::: DATA :::
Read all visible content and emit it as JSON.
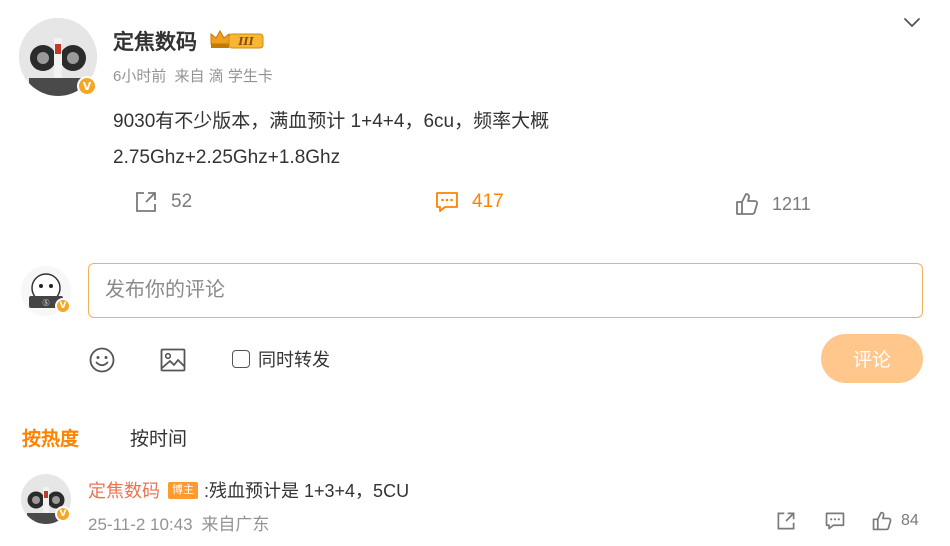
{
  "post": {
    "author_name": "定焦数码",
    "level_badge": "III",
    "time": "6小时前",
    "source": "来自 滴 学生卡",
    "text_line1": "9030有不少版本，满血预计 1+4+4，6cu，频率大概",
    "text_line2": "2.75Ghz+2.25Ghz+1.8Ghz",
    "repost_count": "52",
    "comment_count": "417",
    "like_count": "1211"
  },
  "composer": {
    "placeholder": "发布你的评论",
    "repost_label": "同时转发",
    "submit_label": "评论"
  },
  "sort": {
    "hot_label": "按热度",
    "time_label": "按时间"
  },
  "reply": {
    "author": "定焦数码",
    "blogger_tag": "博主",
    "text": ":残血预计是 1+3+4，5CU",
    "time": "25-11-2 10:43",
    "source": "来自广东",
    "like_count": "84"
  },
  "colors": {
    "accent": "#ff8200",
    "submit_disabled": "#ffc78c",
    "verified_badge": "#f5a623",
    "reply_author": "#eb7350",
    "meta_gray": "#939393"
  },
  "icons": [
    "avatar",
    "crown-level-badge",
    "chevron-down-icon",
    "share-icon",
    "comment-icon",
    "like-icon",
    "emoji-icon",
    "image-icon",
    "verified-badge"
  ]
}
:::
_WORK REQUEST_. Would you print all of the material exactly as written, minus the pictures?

_TASK SOLUTION_.
Read all visible content and emit it as JSON.
{
  "post": {
    "author_name": "定焦数码",
    "level_badge": "III",
    "time": "6小时前",
    "source": "来自 滴 学生卡",
    "text_line1": "9030有不少版本，满血预计 1+4+4，6cu，频率大概",
    "text_line2": "2.75Ghz+2.25Ghz+1.8Ghz",
    "repost_count": "52",
    "comment_count": "417",
    "like_count": "1211"
  },
  "composer": {
    "placeholder": "发布你的评论",
    "repost_label": "同时转发",
    "submit_label": "评论"
  },
  "sort": {
    "hot_label": "按热度",
    "time_label": "按时间"
  },
  "reply": {
    "author": "定焦数码",
    "blogger_tag": "博主",
    "text": ":残血预计是 1+3+4，5CU",
    "time": "25-11-2 10:43",
    "source": "来自广东",
    "like_count": "84"
  },
  "colors": {
    "accent": "#ff8200",
    "submit_disabled": "#ffc78c",
    "verified_badge": "#f5a623",
    "reply_author": "#eb7350",
    "meta_gray": "#939393"
  },
  "icons": [
    "avatar",
    "crown-level-badge",
    "chevron-down-icon",
    "share-icon",
    "comment-icon",
    "like-icon",
    "emoji-icon",
    "image-icon",
    "verified-badge"
  ]
}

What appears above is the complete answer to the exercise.